**WORK REQUEST**
Output the data as it stands. Each line must match exactly.

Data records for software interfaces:

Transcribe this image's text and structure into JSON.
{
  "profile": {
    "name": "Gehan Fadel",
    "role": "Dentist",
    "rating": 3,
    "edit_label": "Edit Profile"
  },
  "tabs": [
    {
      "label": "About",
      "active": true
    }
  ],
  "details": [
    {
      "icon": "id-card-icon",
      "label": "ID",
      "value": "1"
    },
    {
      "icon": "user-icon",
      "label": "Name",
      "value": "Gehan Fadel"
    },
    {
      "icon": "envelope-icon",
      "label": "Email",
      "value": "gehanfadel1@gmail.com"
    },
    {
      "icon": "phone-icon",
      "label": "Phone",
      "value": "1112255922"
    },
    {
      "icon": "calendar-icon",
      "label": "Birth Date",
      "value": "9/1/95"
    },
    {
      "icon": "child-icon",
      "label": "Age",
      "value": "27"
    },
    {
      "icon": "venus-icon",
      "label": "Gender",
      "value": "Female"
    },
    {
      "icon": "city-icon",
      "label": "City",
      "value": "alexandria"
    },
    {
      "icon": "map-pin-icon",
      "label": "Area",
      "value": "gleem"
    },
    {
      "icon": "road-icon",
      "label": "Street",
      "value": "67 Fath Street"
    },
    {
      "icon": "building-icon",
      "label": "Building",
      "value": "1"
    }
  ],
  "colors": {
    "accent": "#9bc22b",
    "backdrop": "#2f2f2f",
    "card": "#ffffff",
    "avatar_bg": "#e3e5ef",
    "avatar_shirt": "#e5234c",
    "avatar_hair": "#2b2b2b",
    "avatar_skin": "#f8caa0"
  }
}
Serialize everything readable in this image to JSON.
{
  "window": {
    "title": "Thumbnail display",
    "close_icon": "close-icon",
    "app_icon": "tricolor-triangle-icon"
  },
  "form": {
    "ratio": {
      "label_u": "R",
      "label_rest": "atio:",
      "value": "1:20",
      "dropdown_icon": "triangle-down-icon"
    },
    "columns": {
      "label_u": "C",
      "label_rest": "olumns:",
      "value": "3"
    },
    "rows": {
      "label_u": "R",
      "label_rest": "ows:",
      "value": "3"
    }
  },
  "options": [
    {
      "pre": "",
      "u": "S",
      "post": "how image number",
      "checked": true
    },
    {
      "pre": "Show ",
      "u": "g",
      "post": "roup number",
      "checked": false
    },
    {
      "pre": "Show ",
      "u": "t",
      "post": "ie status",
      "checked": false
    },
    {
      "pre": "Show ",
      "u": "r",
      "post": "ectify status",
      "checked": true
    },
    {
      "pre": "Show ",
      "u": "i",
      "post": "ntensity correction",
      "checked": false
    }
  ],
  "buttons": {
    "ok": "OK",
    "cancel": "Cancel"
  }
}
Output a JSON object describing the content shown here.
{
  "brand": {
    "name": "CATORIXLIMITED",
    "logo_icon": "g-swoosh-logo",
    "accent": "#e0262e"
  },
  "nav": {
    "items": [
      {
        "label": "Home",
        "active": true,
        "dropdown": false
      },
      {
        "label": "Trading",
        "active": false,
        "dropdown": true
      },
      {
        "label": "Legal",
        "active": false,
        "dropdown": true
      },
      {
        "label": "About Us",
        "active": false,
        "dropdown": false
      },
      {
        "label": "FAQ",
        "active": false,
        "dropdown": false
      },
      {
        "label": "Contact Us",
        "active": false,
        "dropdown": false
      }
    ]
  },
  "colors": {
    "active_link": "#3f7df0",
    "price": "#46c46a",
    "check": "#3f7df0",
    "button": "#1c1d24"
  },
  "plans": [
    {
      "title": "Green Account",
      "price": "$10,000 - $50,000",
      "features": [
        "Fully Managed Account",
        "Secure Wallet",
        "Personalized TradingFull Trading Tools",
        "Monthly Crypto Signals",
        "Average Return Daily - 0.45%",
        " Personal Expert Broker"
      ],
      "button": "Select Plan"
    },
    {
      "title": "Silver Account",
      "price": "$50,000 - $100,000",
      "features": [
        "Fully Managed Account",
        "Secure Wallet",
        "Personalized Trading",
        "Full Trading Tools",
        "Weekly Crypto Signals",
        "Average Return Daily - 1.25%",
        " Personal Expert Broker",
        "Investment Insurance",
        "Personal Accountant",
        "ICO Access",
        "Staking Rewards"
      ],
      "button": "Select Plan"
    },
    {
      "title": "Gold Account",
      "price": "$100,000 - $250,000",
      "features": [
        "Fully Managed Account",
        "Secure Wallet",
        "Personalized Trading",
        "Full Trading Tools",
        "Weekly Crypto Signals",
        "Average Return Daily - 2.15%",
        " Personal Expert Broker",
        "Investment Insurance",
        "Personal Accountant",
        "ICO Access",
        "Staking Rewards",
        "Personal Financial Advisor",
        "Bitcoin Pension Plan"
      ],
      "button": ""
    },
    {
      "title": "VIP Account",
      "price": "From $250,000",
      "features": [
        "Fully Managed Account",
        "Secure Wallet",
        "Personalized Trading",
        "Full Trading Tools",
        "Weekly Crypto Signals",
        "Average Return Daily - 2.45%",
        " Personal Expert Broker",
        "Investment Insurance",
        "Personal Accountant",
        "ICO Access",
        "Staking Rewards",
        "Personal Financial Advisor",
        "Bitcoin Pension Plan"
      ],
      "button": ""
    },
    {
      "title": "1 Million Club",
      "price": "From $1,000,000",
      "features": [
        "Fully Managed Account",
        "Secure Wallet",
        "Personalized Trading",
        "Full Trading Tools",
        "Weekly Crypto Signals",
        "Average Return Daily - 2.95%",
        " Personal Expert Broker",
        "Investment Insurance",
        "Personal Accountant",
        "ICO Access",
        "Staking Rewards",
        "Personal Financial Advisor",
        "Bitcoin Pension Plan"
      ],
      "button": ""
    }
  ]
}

**EXERCISE SOLUTION**
Transcribe this image's text and structure into JSON.
{
  "profile": {
    "name": "Gehan Fadel",
    "role": "Dentist",
    "rating": 3,
    "edit_label": "Edit Profile"
  },
  "tabs": [
    {
      "label": "About",
      "active": true
    }
  ],
  "details": [
    {
      "icon": "id-card-icon",
      "label": "ID",
      "value": "1"
    },
    {
      "icon": "user-icon",
      "label": "Name",
      "value": "Gehan Fadel"
    },
    {
      "icon": "envelope-icon",
      "label": "Email",
      "value": "gehanfadel1@gmail.com"
    },
    {
      "icon": "phone-icon",
      "label": "Phone",
      "value": "1112255922"
    },
    {
      "icon": "calendar-icon",
      "label": "Birth Date",
      "value": "9/1/95"
    },
    {
      "icon": "child-icon",
      "label": "Age",
      "value": "27"
    },
    {
      "icon": "venus-icon",
      "label": "Gender",
      "value": "Female"
    },
    {
      "icon": "city-icon",
      "label": "City",
      "value": "alexandria"
    },
    {
      "icon": "map-pin-icon",
      "label": "Area",
      "value": "gleem"
    },
    {
      "icon": "road-icon",
      "label": "Street",
      "value": "67 Fath Street"
    },
    {
      "icon": "building-icon",
      "label": "Building",
      "value": "1"
    }
  ],
  "colors": {
    "accent": "#9bc22b",
    "backdrop": "#2f2f2f",
    "card": "#ffffff",
    "avatar_bg": "#e3e5ef",
    "avatar_shirt": "#e5234c",
    "avatar_hair": "#2b2b2b",
    "avatar_skin": "#f8caa0"
  }
}
Serialize everything readable in this image to JSON.
{
  "window": {
    "title": "Thumbnail display",
    "close_icon": "close-icon",
    "app_icon": "tricolor-triangle-icon"
  },
  "form": {
    "ratio": {
      "label_u": "R",
      "label_rest": "atio:",
      "value": "1:20",
      "dropdown_icon": "triangle-down-icon"
    },
    "columns": {
      "label_u": "C",
      "label_rest": "olumns:",
      "value": "3"
    },
    "rows": {
      "label_u": "R",
      "label_rest": "ows:",
      "value": "3"
    }
  },
  "options": [
    {
      "pre": "",
      "u": "S",
      "post": "how image number",
      "checked": true
    },
    {
      "pre": "Show ",
      "u": "g",
      "post": "roup number",
      "checked": false
    },
    {
      "pre": "Show ",
      "u": "t",
      "post": "ie status",
      "checked": false
    },
    {
      "pre": "Show ",
      "u": "r",
      "post": "ectify status",
      "checked": true
    },
    {
      "pre": "Show ",
      "u": "i",
      "post": "ntensity correction",
      "checked": false
    }
  ],
  "buttons": {
    "ok": "OK",
    "cancel": "Cancel"
  }
}
Output a JSON object describing the content shown here.
{
  "brand": {
    "name": "CATORIXLIMITED",
    "logo_icon": "g-swoosh-logo",
    "accent": "#e0262e"
  },
  "nav": {
    "items": [
      {
        "label": "Home",
        "active": true,
        "dropdown": false
      },
      {
        "label": "Trading",
        "active": false,
        "dropdown": true
      },
      {
        "label": "Legal",
        "active": false,
        "dropdown": true
      },
      {
        "label": "About Us",
        "active": false,
        "dropdown": false
      },
      {
        "label": "FAQ",
        "active": false,
        "dropdown": false
      },
      {
        "label": "Contact Us",
        "active": false,
        "dropdown": false
      }
    ]
  },
  "colors": {
    "active_link": "#3f7df0",
    "price": "#46c46a",
    "check": "#3f7df0",
    "button": "#1c1d24"
  },
  "plans": [
    {
      "title": "Green Account",
      "price": "$10,000 - $50,000",
      "features": [
        "Fully Managed Account",
        "Secure Wallet",
        "Personalized TradingFull Trading Tools",
        "Monthly Crypto Signals",
        "Average Return Daily - 0.45%",
        " Personal Expert Broker"
      ],
      "button": "Select Plan"
    },
    {
      "title": "Silver Account",
      "price": "$50,000 - $100,000",
      "features": [
        "Fully Managed Account",
        "Secure Wallet",
        "Personalized Trading",
        "Full Trading Tools",
        "Weekly Crypto Signals",
        "Average Return Daily - 1.25%",
        " Personal Expert Broker",
        "Investment Insurance",
        "Personal Accountant",
        "ICO Access",
        "Staking Rewards"
      ],
      "button": "Select Plan"
    },
    {
      "title": "Gold Account",
      "price": "$100,000 - $250,000",
      "features": [
        "Fully Managed Account",
        "Secure Wallet",
        "Personalized Trading",
        "Full Trading Tools",
        "Weekly Crypto Signals",
        "Average Return Daily - 2.15%",
        " Personal Expert Broker",
        "Investment Insurance",
        "Personal Accountant",
        "ICO Access",
        "Staking Rewards",
        "Personal Financial Advisor",
        "Bitcoin Pension Plan"
      ],
      "button": ""
    },
    {
      "title": "VIP Account",
      "price": "From $250,000",
      "features": [
        "Fully Managed Account",
        "Secure Wallet",
        "Personalized Trading",
        "Full Trading Tools",
        "Weekly Crypto Signals",
        "Average Return Daily - 2.45%",
        " Personal Expert Broker",
        "Investment Insurance",
        "Personal Accountant",
        "ICO Access",
        "Staking Rewards",
        "Personal Financial Advisor",
        "Bitcoin Pension Plan"
      ],
      "button": ""
    },
    {
      "title": "1 Million Club",
      "price": "From $1,000,000",
      "features": [
        "Fully Managed Account",
        "Secure Wallet",
        "Personalized Trading",
        "Full Trading Tools",
        "Weekly Crypto Signals",
        "Average Return Daily - 2.95%",
        " Personal Expert Broker",
        "Investment Insurance",
        "Personal Accountant",
        "ICO Access",
        "Staking Rewards",
        "Personal Financial Advisor",
        "Bitcoin Pension Plan"
      ],
      "button": ""
    }
  ]
}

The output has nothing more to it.